The ruins of a 3,400-year-old lost city — complete with a palace and a sprawling fort — have been unearthed in Mosul, Iraq after extreme drought severely depleted water levels in the country’s largest reservoir, archaeologists announced Monday.
The Bronze Age settlement, long engulfed by the Tigris River, emerged earlier this year in the Mosul Dam, and researchers raced to excavate the ancient city before the dam was refilled. The discovery is just the latest example of how drought conditions fueled by climate change are yielding unexpected finds: last month, in Nevada, falling water levels in Lake Mead turned up a pair of decades-old skeletal remains.
The Iraqi ancient city, located in the Kurdistan region at a site known as Kemune, was documented by a team of German and Kurdish archaeologists. The settlement was likely a key hub during the Mittani Empire, from 1550 to 1350 B.C., said Ivana Puljiz, a junior professor of Near Eastern archaeology at the University of Freiburg in Germany and a member of the research team.
“Since the city was located directly on the Tigris, it may have played an important role in connecting the core region of the Mittani Empire, which was located in present-day northeastern Syria, and the empire’s eastern periphery,” Puljiz said.
Towers, a monumental palace and several other large buildings are among the surviving ruins of the fortified outpost. The archaeologists said the settlement is thought to be the ancient city of Zakhiku, once a buzzing political center in the region.
The researchers said the fortification walls — standing several meters tall in some places — are surprisingly well preserved despite being constructed of sun-dried mud bricks. The Bronze Age city was destroyed in an earthquake that struck the region sometime around 1350 B.C., according to the archaeologists. The natural disaster likely caused the upper parts of the walls to bury most of the surviving buildings, keeping them in relatively good condition over millennia, they added.
The dig at Kemune also uncovered five ceramic vessels that contained more than 100 tablets inscribed with cuneiform script. The artifacts, which the archaeologists said may be some form of ancient correspondence, date to the Middle Assyrian period, shortly after the fateful earthquake.

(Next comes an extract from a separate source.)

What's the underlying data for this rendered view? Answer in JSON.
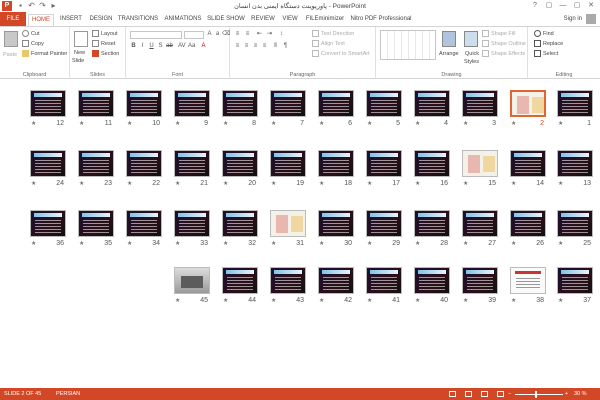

“It is close to a miracle that cuneiform tablets made of unfired clay survived so many decades under water,” Peter Pfälzner, director of the Department of Near Eastern Archaeology at the University of Tübingen in Germany and a member of the research team, said in a statement.
The archaeological site was uncovered after water levels in the Mosul Dam were drawn down beginning in December to prevent crops from drying out. The region has been plagued by low rainfall and ongoing drought, both exacerbated by climate change.
Over the course of January and February, the archaeologists raced to map and excavate as much of the the ancient city as they could while it remained exposed.
“We were under a lot of pressure since it was unclear how much time we would have and when the water would rise again,” Puljiz said. “We owe the great results to an extremely motivated and dedicated team that worked almost nonstop for several weeks in all kinds of weather including snow, rain, fog, hail and storms.”
Puljiz said scientists have known about the ancient city for some time, but the site has been continuously under water since the Mosul Dam was constructed in the 1980s.
Drought in the region briefly caused part of the settlement to resurface in 2018, allowing Puljiz and her team to excavate sections of the palace. It was during that field work that she said she began to suspect the structure was part of a much larger city at Kemune.
“It was not until mid-December 2021 that the water level of the Mosul reservoir surprisingly dropped for the first time in three years,” she said. “My colleagues and I knew immediately that we had no time to lose.”
To help preserve the ancient settlement, the archaeologists covered the ruins with plastic coating and filled the site in with gravel, which they said will protect the walls of unbaked clay.
Puljiz added that water levels in the dam have been gradually rising since February, and the city is now submerged again.